Periodontal disease, or gum disease, is an infection of the teeth and gums, as well as the bone that surrounds the teeth. If left untreated, it causes supporting bone to be lost from around the teeth. Gum disease is the number-one cause of tooth loss in the United States today.
There are three stages to gum disease — gingivitis, periodontitis, and advanced periodontitis.
Plaque, a sticky film of food and bacteria, forms constantly on teeth. If it isn't removed daily, it begins to harden and forms tartar (calculus). In this early stage, before bone loss has occurred, the gums become red and swollen; this is gingivitis.
As the plaque and tartar work their way down below the gum line, the gums begin to separate away from the teeth, forming pockets. Once a pocket has formed, the process accelerates, as new, even more destructive types of bacteria begin to populate the pocket. If the tartar isn't removed by dental professionals, your body's defensive reaction to the infection produces enzymes that cause the loss of supporting bone; this is periodontitis.

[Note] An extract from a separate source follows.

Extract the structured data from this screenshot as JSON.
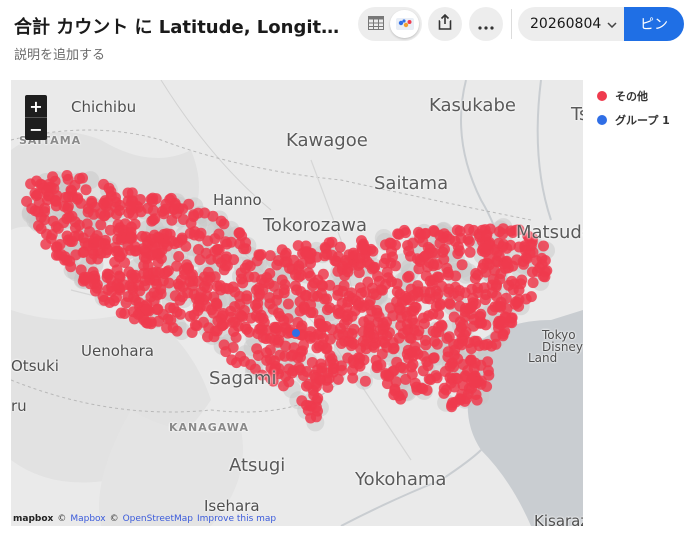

Over time, if the gum continues unchecked, this bone loss continues. Eventually, so much bone is lost that some of the teeth begin to become loose. This is advanced periodontitis.
PERIODONTAL DISEASE INCREASES YOUR RISK OF HEART DISEASE
Recent studies have shown that individuals with severe gum disease are four times more likely to suffer from coronary heart disease.
Researchers have discovered that Biofilm plaque bacteria is a chronic infection in your mouth that creates an open doorway for bacteria to enter the bloodstream. These bacteria, called streptococcus sanguis, may cause blood clots that can block your arteries and even trigger a heart attack or stroke. Other studies have shown that biofilm plaque bacteria entering the bloodstream through infected gums may also cause a potentially fatal heart disease called infective endocarditis. This is a bacterial infection which causes the sac around the heart to become inflamed.
HOW YOU CAN REDUCE YOUR RISK?
Frequent (visits vary from every 6, 8 or 12 weeks) gum therapy visits and exams can reduce your risk of heart disease and stroke.
So do your heart a favor! Brush, floss, and visit us more frequently (4-5 times a year for some) for a checkup and cleaning! We offer the latest advances in periodontal/gum treatments such as, microsonic technology, Laser therapy, arestin (local gum antibiotic), anti-microbial rinses, adjunctive co-therapy along with modern cleaning devices for a long and healthy future.